Refocus on Recovery 2019


Refocus On Recovery 2019 will have four themes:

Theme 1: Mental health and human rights

Implementation and evaluation of QualityRights Toolkit initiatives. System transformation towards a focus on human rights. Strategic litigation and progressive jurisprudence. Advocacy and guardianship. The economic case for institutional transformation. Participatory politics. The impact of ethical frameworks on policy and practice. Rights of families, children and young people.


Theme 2: Supporting recovery through services

Theoretical foundations and first-in-field implementation of new approaches for individuals, family members, staff and systems. New frontiers, e.g. digital and machine learning approaches, innovations in acute mental health care. Process and outcome evaluations of effectiveness and economic evaluation of resource consequences for pro-recovery interventions, e.g. Recovery Colleges, Housing First, No Force First, personal ombudsperson, dialogical approaches, Soteria houses.


Theme 3: Supporting recovery through communities

What is ‘community’ in relation to recovery? Community asset mapping, community development and community connections. Services led by or with local communities. Changing roles and responsibilities between mental health / social care public sector and wider society. Co-production of services. Citizenship and inclusive societies. Insights from public mental health and ‘dementia-friendly communities’ initiatives about developing recovery-friendly communities.


Theme 4: Recovery and power

The limits and frontiers of the recovery ‘movement’. Mental health in times of austerity. Popular resistance movements. Social inequality as a driver of ‘mental ill-health’. Addressing stigma in society and services. Learning from Mad Studies and peer-led research. Theoretical foundations for, and evaluations of, peer-led and peer-run services.
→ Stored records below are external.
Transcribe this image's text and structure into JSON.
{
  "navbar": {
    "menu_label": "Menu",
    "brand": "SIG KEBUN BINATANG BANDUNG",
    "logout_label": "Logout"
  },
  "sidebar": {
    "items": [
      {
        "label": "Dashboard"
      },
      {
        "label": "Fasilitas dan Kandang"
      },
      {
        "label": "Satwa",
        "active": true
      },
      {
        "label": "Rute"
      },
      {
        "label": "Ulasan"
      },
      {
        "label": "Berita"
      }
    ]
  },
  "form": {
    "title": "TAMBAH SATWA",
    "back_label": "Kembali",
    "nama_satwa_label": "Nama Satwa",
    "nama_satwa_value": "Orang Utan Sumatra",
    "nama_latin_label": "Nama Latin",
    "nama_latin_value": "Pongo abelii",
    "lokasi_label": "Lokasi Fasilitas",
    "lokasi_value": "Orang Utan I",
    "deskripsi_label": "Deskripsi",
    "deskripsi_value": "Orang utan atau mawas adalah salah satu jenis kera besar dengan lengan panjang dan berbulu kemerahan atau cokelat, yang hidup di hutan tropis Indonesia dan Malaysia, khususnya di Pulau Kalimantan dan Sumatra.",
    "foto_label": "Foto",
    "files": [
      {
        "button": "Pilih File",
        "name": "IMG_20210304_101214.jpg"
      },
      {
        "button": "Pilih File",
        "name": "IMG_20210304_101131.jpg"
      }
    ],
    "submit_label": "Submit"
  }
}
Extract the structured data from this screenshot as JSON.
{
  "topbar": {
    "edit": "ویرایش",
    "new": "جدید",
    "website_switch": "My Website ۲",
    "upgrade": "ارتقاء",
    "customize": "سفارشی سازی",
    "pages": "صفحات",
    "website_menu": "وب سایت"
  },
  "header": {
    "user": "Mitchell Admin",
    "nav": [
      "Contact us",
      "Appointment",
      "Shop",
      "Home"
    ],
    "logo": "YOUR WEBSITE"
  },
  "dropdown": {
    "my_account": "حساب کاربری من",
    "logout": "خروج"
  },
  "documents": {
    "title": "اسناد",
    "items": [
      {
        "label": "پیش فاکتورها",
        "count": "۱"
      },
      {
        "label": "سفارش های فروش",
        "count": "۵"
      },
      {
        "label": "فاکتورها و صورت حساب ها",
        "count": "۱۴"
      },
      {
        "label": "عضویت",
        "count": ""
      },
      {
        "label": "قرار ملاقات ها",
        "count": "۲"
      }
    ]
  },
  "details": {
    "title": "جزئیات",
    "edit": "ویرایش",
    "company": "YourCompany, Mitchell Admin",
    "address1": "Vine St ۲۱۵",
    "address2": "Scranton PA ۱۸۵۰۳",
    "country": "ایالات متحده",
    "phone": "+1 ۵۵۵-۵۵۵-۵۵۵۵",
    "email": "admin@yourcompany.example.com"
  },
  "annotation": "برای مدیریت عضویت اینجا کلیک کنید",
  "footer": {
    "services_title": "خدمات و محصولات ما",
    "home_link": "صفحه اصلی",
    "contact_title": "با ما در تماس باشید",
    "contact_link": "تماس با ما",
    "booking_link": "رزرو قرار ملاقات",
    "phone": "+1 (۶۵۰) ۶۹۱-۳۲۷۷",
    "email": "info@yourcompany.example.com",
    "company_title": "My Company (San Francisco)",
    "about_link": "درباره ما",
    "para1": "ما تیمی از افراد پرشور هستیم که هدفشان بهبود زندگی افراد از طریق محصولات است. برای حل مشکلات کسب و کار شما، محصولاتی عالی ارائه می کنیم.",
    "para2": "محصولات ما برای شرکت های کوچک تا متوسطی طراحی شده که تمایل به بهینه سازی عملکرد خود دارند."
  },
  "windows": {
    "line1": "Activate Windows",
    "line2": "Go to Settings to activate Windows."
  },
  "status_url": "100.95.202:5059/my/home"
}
What recovery means for groups with low power, e.g children, people with intellectual disabilities. Supporting recovery in resource-poor countries and marginalised populations.